TheVerge also noted down the new limitations. Cheaper devices, less functionality. We have seen from demoes and the reaction of those that have tried it, that devices like the Lumia 610 still look remarkably snappy.
However, I am not a fan of these limitations listed below.
On the one hand, it might be good for maintaining that snappy fluid user experience but I think it might be detrimental to how WP is perceived. Why can’t they just keep the base from Generation 1 WP7 phones?
Are they working correctly to the needs of their lower-end target consumer? These phones better be damn cheap. The likes of the Lumia 710 is already at £150. Perhaps sub £99? I don’t see why fast app switching had to be removed*. It wasn’t an issue on the core apps as they already resumed in WP Vanilla. Perhaps for larger apps, you might nor even be able to download them anyway. :S.
- Windows Phone Marketplace app restrictions – Some processor-intensive apps have specific memory requirements, and will not work on devices with 256MB of RAM.
- Podcast subscriptions and video podcasts – Devices with 256MB of RAM will not be able to manage podcast subscriptions of watch video podcasts.
- Bing Local Scout – Microsoft is disabling Bing Local Scout on 256MB of RAM devices.
- Fast app switching – The fast application switching, introduced with Mango, will be disabled on 256 MB of RAM devices.
- SkyDrive automatic photo upload – Automatic upload of SkyDrive pictures will not be possible on 256MB of RAM devices, but users can still upload these manually.

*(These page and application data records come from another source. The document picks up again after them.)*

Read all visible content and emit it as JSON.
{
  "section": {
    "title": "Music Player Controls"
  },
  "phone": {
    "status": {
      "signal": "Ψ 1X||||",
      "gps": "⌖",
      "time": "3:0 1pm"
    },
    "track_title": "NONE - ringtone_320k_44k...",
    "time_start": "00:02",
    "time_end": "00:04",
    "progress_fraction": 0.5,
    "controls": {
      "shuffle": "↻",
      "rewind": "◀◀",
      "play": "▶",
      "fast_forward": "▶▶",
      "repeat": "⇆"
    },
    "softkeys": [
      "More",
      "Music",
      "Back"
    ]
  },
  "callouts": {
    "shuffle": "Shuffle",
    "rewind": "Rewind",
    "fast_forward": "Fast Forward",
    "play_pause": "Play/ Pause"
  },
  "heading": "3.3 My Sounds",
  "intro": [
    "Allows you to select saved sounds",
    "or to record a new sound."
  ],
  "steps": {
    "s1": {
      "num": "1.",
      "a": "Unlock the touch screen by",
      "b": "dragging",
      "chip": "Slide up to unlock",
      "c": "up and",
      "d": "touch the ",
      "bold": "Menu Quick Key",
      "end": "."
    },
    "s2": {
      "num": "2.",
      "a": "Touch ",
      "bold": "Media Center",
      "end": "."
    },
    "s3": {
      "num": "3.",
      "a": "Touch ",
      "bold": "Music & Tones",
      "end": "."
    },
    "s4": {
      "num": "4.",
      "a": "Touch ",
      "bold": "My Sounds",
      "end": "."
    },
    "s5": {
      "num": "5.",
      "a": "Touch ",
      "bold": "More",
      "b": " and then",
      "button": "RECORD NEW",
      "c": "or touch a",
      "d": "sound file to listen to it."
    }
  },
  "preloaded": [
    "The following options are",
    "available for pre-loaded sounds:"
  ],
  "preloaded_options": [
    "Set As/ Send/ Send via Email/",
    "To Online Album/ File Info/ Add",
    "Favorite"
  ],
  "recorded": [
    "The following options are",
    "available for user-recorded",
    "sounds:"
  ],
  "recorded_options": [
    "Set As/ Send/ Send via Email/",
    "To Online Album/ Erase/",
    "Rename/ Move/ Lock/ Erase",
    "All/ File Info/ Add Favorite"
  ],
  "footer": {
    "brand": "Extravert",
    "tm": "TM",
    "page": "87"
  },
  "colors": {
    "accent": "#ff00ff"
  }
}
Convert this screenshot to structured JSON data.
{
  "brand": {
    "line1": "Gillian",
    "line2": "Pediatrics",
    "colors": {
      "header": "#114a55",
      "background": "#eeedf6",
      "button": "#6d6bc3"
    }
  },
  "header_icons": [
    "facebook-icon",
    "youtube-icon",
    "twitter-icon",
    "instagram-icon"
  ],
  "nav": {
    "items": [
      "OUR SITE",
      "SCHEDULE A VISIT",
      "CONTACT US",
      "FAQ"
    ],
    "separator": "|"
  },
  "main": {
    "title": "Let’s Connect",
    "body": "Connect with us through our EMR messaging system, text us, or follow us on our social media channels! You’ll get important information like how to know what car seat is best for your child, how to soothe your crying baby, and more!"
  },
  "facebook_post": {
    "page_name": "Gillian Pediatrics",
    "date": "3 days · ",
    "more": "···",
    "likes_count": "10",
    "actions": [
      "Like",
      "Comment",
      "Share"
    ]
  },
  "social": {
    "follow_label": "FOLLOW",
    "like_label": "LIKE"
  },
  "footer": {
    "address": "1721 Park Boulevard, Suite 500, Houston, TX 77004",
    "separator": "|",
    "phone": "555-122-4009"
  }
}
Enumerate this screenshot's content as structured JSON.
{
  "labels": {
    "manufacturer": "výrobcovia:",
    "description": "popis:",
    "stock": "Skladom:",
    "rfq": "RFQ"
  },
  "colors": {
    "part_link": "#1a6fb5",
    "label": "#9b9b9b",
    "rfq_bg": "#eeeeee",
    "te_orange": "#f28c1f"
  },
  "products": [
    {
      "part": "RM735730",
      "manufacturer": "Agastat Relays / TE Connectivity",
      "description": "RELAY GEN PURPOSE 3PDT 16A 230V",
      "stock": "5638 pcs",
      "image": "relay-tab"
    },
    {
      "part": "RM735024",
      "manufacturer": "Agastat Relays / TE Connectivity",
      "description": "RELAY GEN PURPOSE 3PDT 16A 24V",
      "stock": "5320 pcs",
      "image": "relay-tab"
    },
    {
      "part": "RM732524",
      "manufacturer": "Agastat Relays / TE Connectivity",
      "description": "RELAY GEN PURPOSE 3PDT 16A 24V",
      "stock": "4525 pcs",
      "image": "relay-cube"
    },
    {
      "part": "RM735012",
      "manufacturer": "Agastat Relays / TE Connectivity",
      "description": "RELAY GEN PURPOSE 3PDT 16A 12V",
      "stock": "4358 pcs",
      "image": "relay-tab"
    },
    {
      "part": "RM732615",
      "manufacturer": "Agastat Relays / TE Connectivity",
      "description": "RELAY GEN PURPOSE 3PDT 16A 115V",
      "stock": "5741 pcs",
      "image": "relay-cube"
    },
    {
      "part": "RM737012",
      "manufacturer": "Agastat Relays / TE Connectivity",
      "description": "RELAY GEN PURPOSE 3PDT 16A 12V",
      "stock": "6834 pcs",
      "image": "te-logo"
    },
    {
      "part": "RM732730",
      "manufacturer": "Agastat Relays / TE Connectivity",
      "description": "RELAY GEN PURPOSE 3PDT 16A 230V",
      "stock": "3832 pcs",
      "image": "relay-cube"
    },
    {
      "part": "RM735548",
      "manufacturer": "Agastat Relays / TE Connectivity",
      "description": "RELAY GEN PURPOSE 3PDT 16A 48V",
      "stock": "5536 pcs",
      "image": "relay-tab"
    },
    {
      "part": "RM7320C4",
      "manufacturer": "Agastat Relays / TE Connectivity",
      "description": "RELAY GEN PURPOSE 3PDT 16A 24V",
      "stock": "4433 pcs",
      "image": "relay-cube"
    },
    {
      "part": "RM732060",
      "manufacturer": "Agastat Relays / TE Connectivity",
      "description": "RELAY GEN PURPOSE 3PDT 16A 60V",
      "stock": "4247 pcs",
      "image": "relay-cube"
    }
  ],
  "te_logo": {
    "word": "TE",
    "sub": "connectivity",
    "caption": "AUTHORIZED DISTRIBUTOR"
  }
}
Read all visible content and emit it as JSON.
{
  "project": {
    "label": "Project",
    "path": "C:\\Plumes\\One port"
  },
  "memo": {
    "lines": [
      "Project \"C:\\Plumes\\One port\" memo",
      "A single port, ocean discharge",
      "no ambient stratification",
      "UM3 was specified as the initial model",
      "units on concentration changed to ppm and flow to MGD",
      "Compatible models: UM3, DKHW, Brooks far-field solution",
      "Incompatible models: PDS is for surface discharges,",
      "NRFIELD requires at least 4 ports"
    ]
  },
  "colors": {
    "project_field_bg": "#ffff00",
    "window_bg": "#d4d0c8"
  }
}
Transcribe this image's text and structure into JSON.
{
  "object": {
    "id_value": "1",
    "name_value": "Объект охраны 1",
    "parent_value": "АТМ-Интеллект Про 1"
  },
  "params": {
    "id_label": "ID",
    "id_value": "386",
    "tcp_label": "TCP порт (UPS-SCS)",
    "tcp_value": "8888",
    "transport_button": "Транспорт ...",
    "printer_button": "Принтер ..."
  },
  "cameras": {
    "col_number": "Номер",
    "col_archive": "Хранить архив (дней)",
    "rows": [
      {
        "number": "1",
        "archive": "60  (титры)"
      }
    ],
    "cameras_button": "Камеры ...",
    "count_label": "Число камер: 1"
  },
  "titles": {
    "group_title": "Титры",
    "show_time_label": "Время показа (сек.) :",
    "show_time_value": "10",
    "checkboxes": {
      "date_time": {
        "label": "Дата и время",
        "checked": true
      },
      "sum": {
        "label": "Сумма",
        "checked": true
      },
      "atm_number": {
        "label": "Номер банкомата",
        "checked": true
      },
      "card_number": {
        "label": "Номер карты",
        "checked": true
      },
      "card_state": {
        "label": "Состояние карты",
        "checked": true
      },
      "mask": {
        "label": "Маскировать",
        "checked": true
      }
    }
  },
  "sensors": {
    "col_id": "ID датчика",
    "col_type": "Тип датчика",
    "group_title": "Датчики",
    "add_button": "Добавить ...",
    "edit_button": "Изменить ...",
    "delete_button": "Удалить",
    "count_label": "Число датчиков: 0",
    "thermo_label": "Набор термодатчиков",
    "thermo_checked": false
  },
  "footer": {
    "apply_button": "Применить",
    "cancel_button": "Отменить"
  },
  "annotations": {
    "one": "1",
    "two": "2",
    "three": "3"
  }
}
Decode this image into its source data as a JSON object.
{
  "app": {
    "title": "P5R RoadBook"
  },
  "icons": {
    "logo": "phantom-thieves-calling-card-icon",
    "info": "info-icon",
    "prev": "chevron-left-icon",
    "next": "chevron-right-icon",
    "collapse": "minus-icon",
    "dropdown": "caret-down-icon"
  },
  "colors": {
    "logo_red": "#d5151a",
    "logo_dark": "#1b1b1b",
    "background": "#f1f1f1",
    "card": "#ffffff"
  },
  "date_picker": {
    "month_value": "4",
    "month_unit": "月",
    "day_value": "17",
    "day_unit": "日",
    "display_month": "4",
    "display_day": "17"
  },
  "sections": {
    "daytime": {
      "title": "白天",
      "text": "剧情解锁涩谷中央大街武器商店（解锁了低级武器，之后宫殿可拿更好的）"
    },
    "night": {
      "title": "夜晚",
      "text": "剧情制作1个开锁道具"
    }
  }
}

- HD video playback – 256MB of RAM devices won’t be able to play video compressed with certain codecs.
- Background agents – Microsoft has removed background agents functionality for devices with 256MB of memory.
Cheers Dan for the tip!
*Engadget says there will be some fast app switching – just as long as it adheres to the new app requirements and not use up more than 90mb ram. Majority of apps are apparently covered by that.